The Mahler 4th, shortest of all his symphonies, less than one hour in length, is also the most immediately accessible. As Andrew Litton says, “The Fourth Symphony is Mahler’s search for innocence, his exploration, in a deeply profound way, of a very simple subject. The music is sublime. It’s just extraordinary how the man could pour so much human emotion and soul into his music. All these layers present in Mahler’s writing are indicative of the depth and profundity of his intellect.” The ecstatic finale, in which the soprano soloist joins the orchestra in a childlike interpretation of heavenly bliss, has an ideal interpreter in Heidi Grant Murphy. She fulfills to the letter Andrew Litton’s vision of this finale. “It’s a song about innocence, that’s why it’s so essential that it not sound like parody or pastiche, that it be sung in the most pure and innocent manner.” The sound of this recording, supervised by John Eargle, is extraordinary. Exquisite detail in the woodwinds, meltingly beautiful string tone, radiant horns and brass are all enhanced by Dallas’ McDermott Hall’s wonderful acoustics.

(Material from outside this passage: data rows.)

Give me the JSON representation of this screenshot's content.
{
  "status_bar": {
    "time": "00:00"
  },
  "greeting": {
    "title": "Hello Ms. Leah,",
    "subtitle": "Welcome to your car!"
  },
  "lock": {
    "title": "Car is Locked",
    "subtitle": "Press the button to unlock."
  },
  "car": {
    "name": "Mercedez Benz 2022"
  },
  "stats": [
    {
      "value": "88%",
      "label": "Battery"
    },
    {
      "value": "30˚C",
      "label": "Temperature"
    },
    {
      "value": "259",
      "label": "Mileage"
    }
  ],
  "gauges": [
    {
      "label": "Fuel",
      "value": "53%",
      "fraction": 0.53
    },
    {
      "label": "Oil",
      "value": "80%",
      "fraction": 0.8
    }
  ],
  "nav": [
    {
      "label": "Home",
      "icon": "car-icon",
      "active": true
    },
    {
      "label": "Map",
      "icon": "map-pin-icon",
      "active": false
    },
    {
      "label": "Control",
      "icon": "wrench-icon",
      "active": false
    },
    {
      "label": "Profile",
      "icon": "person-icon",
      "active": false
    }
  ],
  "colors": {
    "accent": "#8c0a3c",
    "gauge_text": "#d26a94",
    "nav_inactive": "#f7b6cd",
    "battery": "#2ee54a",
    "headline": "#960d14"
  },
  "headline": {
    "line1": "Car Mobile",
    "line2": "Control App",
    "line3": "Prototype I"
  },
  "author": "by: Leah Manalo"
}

Dallas Symphony Orchestra
Andrew Litton, conductor
Heidi Grant Murphy, soprano
Mahler: Symphony No. 4 in G Major for soprano and orchestra – 1. Bedachtig. Nicht eilen / In gemachlicher Bewegung. Ohne Hast / Ruhevoll / Sehr behaglich